Rio Malware 2016: Trojan-Proxy.PowerShell.Agent.a - How to, Technology and PC Security Forum |

Rio Malware 2016: Trojan-Proxy.PowerShell.Agent.a


Besides ransomware, this month has seen some older banking Trojans equipped with new variants as well as completely new pieces. The latest banking Trojan that has been lurking around uses Microsoft PowerShell to change the victim’s PC local proxy settings to redirect users to another server while attempting to access a banking portal. Kaspersky researchers have detected the Trojan as Trojan-Proxy.PowerShell.Agent.a.

Trojan-Proxy.PowerShell.Agent.a: Technical Overview

Crooks are always creating new ways to improve the malware they use to target bank accounts, and now Brazilian attackers have made an important addition to their arsenal: the use of PowerShell, Kaspersky researchers point out.

Brazil is the most infected country worldwide in terms of banking Trojans, according to Kaspersky’s Q1 2016 report, so it’s not surprising that the quality of malware is evolving. The research team was able to “catch” Trojan-Proxy.PowerShell.Agent.a in the wild a few days ago, marking a new achievement by Brazil’s cyber criminals.

This is not the first time of banking Trojans hijacking computer proxy settings. However, in previous campaigns attackers have used local PAC, or Proxy Auto-Config. In addition, the Trojan also uses PowerShell.

What Is PowerShell?

PowerShell is a task automation and configuration management framework from Microsoft, consisting of a command-line shell and associated scripting language built on the .NET Framework.
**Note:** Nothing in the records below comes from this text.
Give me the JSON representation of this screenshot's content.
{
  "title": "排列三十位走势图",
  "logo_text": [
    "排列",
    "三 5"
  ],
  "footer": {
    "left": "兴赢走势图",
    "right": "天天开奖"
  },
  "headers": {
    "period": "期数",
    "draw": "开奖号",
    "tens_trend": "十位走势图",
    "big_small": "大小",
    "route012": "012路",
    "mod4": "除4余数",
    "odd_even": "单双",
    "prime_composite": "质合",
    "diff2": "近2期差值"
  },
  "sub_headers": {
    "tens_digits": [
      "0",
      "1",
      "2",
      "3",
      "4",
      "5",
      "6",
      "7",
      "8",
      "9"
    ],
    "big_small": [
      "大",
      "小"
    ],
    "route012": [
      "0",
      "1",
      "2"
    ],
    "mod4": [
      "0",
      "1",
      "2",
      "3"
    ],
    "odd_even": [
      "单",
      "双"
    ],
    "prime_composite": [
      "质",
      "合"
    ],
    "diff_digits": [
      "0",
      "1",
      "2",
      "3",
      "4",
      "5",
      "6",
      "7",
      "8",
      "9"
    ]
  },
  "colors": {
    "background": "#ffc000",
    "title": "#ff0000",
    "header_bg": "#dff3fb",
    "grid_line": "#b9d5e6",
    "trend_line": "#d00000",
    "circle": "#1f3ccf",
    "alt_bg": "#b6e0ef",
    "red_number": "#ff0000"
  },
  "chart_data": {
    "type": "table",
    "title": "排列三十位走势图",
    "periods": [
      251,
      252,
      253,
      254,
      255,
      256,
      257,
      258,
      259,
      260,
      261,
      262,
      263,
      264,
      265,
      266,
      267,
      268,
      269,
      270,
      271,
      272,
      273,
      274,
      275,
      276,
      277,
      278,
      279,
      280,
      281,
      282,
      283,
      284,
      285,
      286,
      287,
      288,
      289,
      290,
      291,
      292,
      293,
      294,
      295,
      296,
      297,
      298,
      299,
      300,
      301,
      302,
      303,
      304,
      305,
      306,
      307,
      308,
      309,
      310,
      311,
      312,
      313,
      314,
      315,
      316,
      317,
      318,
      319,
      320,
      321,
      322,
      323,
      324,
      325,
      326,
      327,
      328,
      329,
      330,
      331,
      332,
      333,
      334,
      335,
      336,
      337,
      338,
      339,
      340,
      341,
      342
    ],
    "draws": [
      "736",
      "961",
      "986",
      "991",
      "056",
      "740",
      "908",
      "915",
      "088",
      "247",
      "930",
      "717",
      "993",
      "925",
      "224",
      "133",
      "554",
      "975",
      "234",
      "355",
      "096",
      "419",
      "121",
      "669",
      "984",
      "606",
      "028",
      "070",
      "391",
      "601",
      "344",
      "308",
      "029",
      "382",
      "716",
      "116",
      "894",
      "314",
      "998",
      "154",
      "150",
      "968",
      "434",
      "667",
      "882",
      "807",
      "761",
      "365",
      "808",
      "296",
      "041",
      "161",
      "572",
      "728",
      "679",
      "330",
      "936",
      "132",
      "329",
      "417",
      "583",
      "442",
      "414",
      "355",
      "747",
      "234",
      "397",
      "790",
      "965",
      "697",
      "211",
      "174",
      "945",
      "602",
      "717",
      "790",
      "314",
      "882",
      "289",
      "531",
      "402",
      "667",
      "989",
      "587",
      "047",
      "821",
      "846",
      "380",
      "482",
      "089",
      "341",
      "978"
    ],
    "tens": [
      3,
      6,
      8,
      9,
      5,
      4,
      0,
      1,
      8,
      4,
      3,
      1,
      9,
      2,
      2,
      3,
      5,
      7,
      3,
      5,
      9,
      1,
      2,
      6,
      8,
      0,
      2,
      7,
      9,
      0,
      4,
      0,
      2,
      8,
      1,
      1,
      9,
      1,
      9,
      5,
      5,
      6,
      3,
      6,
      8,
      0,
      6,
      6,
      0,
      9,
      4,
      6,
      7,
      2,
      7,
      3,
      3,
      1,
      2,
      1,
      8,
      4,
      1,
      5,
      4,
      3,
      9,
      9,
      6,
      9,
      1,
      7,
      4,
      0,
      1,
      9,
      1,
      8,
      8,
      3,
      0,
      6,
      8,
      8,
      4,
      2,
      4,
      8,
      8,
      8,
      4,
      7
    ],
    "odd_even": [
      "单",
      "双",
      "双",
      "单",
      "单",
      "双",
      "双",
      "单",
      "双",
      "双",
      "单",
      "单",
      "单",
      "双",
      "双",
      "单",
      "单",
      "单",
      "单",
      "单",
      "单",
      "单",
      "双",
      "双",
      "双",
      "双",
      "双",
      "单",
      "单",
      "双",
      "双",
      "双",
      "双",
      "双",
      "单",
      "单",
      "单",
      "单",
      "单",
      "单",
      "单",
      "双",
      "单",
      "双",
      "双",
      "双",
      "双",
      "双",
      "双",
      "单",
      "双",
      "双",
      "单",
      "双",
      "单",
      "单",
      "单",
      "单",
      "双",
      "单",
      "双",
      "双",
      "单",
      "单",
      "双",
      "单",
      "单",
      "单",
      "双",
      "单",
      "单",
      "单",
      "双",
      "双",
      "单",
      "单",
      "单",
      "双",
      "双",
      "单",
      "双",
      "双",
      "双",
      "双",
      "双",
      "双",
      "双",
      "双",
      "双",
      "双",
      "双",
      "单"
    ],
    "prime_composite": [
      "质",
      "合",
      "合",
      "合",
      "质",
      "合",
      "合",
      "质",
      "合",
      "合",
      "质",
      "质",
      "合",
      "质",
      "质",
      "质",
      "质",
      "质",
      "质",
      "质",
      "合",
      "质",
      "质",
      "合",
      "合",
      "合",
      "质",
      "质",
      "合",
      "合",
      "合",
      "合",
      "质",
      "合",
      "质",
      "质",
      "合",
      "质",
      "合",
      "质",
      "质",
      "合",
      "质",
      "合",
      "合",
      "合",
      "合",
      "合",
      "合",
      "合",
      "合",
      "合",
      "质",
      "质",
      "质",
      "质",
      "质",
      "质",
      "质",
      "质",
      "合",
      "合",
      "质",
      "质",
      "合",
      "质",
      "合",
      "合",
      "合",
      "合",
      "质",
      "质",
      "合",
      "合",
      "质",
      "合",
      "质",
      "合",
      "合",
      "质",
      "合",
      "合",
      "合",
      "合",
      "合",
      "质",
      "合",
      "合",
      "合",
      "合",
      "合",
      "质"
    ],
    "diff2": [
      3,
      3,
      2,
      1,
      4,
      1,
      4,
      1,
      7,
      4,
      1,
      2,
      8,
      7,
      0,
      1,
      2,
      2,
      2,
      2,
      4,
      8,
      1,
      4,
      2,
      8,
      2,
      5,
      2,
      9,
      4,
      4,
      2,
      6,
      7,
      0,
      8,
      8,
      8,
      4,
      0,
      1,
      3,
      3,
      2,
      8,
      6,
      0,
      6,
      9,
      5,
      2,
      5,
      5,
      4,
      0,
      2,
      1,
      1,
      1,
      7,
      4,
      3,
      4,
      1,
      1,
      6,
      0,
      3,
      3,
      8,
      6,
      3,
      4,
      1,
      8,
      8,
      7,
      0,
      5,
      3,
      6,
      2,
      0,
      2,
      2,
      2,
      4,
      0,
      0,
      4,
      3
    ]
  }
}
The utility was recently open-sourced and is now available for Linux and Mac.

Trojan-Proxy.PowerShell.Agent.a Distribution Path

The Trojan is spread via an email campaign, and is a masqueraded as a receipt from a mobile operator in a malicious .PIF file. Once executed, the file would chance the proxy configuration in Internet Explorer to a malicious proxy server to redirect connections to phishing pages for Brazilian banks.


Interestingly, the Trojan doesn’t employ a command & control communication:

After execution it spawned the process “powershell.exe” with the command line “-ExecutionPolicy Bypass -File %TEMP%\599D.tmp\599E.ps1” aiming to bypass PowerShell execution policies. The .ps1 file in the temp folder uses random names. It’s a base64 encoded script capable of making changes in the system.

Because other apps that don’t have a built-in proxy handler use this configuration, proxy settings are crucial. Furthermore, popular browsers except Firefox employ the proxy settings of Internet Explorer as their default Internet connection settings, which makes things worse for users.

In other words, whenever the user attempts to access a banking portal through one of the affected browsers, the HTTP request will be intercepted and redirected to the malicious server. The user will be redirected to a fake banking portal that harvests his banking credentials.

Trojan-Proxy.PowerShell.Agent.a: Targets

For now, the banking Trojan only targets banks in Brazil but researchers expect the campaign to move to other countries as the end of the Olympic Games is near. Currently the malware is specifically targeting machines whose default language is Brazilian Portuguese, or PTBR.

Other banking Trojans to keep away from:

Trojan-Proxy.PowerShell.Agent.a: Removal and Protection

Infected users should immediately remove the Trojan from their systems. The best way to do so is automatically, via a powerful anti-spyware program.

Automatically remove Trojan-Proxy.PowerShell.Agent.a by downloading an advanced anti-malware program

1. Remove Trojan-Proxy.PowerShell.Agent.a with SpyHunter Anti-Malware Tool
2. Back up your data to secure it against infections and file encryption by Trojan-Proxy.PowerShell.Agent.a in the future
3. Restore files encrypted by Trojan-Proxy.PowerShell.Agent.a
Optional: Using Alternative Anti-Malware Tools

Milena Dimitrova

An inspired writer and content manager who has been with SensorsTechForum for 4 years. Enjoys ‘Mr. Robot’ and fears ‘1984’. Focused on user privacy and malware development, she strongly believes in a world where cybersecurity plays a central role. If common sense makes no sense, she will be there to take notes. Those notes may later turn into articles!

More Posts

1 Comment

  1. Bonny

    I use proxy and have no problem with trojans.


Leave a Comment

Your email address will not be published. Required fields are marked *

Time limit is exhausted. Please reload CAPTCHA.

Share on Facebook Share
Share on Twitter Tweet
Share on Google Plus Share
Share on Linkedin Share
Share on Digg Share
Share on Reddit Share
Share on Stumbleupon Share